What do ventilators and bus stops have in common?
What do we risk by not asking quite the right questions? Andrew Grey reflects on this week's ABC Chat with Kieron Boyle, Chief Exec of Guy's and St Thomas' Charity.
In our final episode of this ABC Chat series, Kieron Boyle shared some insightful examples of the work of Guy’s and St Thomas’ Charity on creating healthier food environments, and affordable healthy food options, to help tackle childhood obesity.
The first was an impressive achievement – working with the Mayor of London, the charity had successfully managed to get junk food adverts banned on the Transport for London (TfL) estate, against vested interests.
At the same time, the charity was working with a Danish organisation to understand how teenagers interact with their environments in south London. This showed the importance of bus stops. They realised that, while it was great there were no longer junk food ads at the bus stops, there were still huge fast food restaurants behind them.
Sometimes, it seems, we risk neglecting key issues by not asking the right questions. But so many things can get in the way.
Barriers to the right questions
One of these ostacles is groupthink: the tendency for everyone to become fixed in the same way of thinking at the same time. For instance, in the UK two months ago, huge energy and resource were funnelled into a ‘wartime’ style effort to make ventilators that could meet the anticipated increase in demand. Now we can look back with relief and see that effort wasn’t needed. But it’s where everyone’s attention was focused.
What if some of those people had been asking other questions, such as how do we increase supply of personal protective equipment (PPE) or prevent outbreaks in care homes? This is where it’s important to be cautious about received wisdom taking us down one route to solve a problem.
Another possible barrier to asking the right questions, especially when working with ‘big players’, is vested interests. Kieron reminded us that vested interests exist across the board – not just in corporate companies but in public organisations too. Wherever they are, a useful approach is to identify where values on an individual or small team level resonate with what you’re trying to achieve, and the questions you’re trying to ask, rather than taking for granted that vested interests are insurmountable barriers.
Ending on a high
So, a note of optimism on which to end our first ever series of ABC Chat: by being on our guard against received wisdom and working together to identify shared values, we can ask the right questions and achieve much more.
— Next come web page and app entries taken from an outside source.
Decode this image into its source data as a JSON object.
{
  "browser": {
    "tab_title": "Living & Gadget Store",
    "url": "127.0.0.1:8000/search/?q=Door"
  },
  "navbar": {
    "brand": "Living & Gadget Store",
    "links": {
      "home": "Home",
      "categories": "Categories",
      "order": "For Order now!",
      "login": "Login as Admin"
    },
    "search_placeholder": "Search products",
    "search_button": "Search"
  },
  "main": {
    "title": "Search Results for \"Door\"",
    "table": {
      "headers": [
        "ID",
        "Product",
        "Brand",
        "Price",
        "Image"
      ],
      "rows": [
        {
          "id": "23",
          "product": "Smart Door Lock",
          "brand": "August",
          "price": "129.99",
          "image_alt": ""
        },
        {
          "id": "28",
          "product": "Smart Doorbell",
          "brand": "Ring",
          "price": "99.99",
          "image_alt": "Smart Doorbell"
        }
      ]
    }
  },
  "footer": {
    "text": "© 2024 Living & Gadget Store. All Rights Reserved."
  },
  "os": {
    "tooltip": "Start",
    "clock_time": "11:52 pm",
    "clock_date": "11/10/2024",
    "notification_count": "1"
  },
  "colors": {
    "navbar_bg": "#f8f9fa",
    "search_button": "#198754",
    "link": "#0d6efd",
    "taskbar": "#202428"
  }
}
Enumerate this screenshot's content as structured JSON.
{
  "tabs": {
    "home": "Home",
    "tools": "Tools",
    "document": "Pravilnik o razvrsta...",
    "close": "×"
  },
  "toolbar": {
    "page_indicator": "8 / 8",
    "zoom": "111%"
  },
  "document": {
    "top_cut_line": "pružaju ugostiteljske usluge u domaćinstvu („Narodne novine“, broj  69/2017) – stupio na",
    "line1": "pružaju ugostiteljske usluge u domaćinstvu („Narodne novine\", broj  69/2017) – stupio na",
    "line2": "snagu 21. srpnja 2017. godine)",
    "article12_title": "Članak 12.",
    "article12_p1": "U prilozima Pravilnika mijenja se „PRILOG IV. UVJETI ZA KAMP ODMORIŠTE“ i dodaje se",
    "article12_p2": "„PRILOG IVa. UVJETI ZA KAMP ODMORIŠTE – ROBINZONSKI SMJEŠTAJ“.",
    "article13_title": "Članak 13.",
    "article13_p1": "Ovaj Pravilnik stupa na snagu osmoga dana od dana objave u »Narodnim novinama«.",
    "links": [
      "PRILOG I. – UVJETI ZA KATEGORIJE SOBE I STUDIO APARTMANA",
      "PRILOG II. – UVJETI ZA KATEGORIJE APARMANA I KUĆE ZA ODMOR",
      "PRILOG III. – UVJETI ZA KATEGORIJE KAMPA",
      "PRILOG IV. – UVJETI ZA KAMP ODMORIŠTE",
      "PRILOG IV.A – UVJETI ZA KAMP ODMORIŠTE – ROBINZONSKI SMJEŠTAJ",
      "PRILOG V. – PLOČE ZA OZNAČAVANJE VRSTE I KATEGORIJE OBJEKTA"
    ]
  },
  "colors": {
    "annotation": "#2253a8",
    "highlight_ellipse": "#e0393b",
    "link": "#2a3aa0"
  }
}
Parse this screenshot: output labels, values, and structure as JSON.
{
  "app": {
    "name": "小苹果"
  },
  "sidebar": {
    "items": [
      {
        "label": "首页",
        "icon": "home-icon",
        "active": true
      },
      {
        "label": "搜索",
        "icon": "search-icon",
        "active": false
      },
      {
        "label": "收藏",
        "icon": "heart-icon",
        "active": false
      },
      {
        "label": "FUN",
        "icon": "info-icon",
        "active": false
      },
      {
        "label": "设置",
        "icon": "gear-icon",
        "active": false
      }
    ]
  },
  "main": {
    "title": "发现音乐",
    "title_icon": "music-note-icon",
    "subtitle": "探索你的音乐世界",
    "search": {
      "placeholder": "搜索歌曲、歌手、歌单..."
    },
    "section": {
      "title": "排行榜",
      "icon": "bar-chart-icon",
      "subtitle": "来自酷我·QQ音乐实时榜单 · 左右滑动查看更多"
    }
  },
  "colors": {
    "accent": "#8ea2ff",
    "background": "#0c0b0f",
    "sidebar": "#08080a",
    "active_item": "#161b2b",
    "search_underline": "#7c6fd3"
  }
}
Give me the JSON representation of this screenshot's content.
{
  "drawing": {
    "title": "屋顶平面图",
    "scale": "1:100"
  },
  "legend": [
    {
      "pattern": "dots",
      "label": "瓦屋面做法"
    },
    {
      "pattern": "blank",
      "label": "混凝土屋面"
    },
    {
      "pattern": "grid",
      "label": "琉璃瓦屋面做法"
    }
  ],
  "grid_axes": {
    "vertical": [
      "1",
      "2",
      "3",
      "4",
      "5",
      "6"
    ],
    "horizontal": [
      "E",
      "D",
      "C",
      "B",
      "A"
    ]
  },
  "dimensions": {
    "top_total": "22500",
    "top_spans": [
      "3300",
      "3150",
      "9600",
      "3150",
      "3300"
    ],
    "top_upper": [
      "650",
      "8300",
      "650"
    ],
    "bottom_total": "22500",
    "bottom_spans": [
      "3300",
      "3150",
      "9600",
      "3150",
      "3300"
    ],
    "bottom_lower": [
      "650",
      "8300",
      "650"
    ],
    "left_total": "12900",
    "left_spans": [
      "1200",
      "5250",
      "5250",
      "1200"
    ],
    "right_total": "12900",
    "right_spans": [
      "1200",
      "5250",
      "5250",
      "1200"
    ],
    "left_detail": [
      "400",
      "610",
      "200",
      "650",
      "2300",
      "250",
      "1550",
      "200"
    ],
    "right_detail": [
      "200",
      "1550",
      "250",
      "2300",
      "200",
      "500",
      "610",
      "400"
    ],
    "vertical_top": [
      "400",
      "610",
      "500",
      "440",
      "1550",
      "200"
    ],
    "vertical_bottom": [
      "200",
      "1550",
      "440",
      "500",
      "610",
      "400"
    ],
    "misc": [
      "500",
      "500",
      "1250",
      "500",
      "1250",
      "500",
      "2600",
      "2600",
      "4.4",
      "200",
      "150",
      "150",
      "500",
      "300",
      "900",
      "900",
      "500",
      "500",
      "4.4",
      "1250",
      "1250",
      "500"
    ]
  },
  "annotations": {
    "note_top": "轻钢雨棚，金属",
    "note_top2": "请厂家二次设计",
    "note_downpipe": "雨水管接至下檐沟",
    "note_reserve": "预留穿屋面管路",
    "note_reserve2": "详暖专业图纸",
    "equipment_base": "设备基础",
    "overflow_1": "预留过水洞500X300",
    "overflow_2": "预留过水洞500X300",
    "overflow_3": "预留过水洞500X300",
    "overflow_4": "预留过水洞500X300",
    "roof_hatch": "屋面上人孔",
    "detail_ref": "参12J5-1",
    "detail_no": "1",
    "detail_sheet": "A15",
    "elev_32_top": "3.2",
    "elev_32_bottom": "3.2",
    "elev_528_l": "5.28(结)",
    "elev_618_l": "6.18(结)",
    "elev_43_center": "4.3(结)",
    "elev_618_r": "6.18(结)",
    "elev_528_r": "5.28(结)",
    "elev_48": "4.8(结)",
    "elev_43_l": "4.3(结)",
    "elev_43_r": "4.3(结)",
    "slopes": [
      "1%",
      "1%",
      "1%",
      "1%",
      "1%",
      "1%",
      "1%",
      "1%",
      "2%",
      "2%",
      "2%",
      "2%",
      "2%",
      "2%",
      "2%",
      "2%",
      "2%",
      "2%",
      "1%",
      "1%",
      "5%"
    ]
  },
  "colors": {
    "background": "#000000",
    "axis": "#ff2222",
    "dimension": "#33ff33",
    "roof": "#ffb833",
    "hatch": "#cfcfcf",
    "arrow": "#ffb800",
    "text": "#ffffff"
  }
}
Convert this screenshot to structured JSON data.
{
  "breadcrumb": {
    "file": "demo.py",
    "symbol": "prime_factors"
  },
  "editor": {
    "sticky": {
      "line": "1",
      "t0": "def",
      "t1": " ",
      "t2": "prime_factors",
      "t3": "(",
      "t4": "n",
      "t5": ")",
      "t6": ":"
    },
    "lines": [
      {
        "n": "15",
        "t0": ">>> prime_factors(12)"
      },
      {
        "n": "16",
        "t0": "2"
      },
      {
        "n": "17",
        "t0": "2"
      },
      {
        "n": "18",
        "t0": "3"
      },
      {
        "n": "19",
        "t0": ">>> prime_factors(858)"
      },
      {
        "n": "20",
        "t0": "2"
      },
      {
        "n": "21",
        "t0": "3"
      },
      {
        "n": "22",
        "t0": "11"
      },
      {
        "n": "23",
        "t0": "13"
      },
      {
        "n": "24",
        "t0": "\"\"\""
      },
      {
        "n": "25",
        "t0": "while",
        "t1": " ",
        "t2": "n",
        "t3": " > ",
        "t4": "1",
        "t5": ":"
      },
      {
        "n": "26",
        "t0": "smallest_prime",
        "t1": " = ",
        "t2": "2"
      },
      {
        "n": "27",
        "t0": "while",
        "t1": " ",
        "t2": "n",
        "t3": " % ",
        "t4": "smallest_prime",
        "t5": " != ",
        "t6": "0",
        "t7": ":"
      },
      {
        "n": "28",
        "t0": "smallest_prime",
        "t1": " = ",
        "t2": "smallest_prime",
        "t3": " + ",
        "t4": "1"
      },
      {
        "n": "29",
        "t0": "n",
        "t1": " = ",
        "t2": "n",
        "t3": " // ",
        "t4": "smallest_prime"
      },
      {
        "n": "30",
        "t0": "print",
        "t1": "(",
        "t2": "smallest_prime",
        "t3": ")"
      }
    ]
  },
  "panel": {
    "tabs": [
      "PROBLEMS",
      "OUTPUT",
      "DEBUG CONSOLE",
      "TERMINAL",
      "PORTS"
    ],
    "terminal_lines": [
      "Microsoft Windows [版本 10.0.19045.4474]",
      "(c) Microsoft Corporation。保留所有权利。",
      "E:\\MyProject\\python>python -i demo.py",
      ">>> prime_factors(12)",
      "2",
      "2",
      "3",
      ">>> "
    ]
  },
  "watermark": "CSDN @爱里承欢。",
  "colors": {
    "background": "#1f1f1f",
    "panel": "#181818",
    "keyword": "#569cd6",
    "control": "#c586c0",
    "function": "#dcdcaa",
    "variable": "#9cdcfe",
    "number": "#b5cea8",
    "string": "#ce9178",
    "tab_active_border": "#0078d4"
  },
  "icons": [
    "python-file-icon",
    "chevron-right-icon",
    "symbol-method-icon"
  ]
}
A lesson for this crisis, and long after.
ABC Chat stands for Apart But Connected: half an hour of connection and conversation about health and care, Thursdays at 11am. This was the final episode in this current series. Can we help you with your conversations? Get in touch.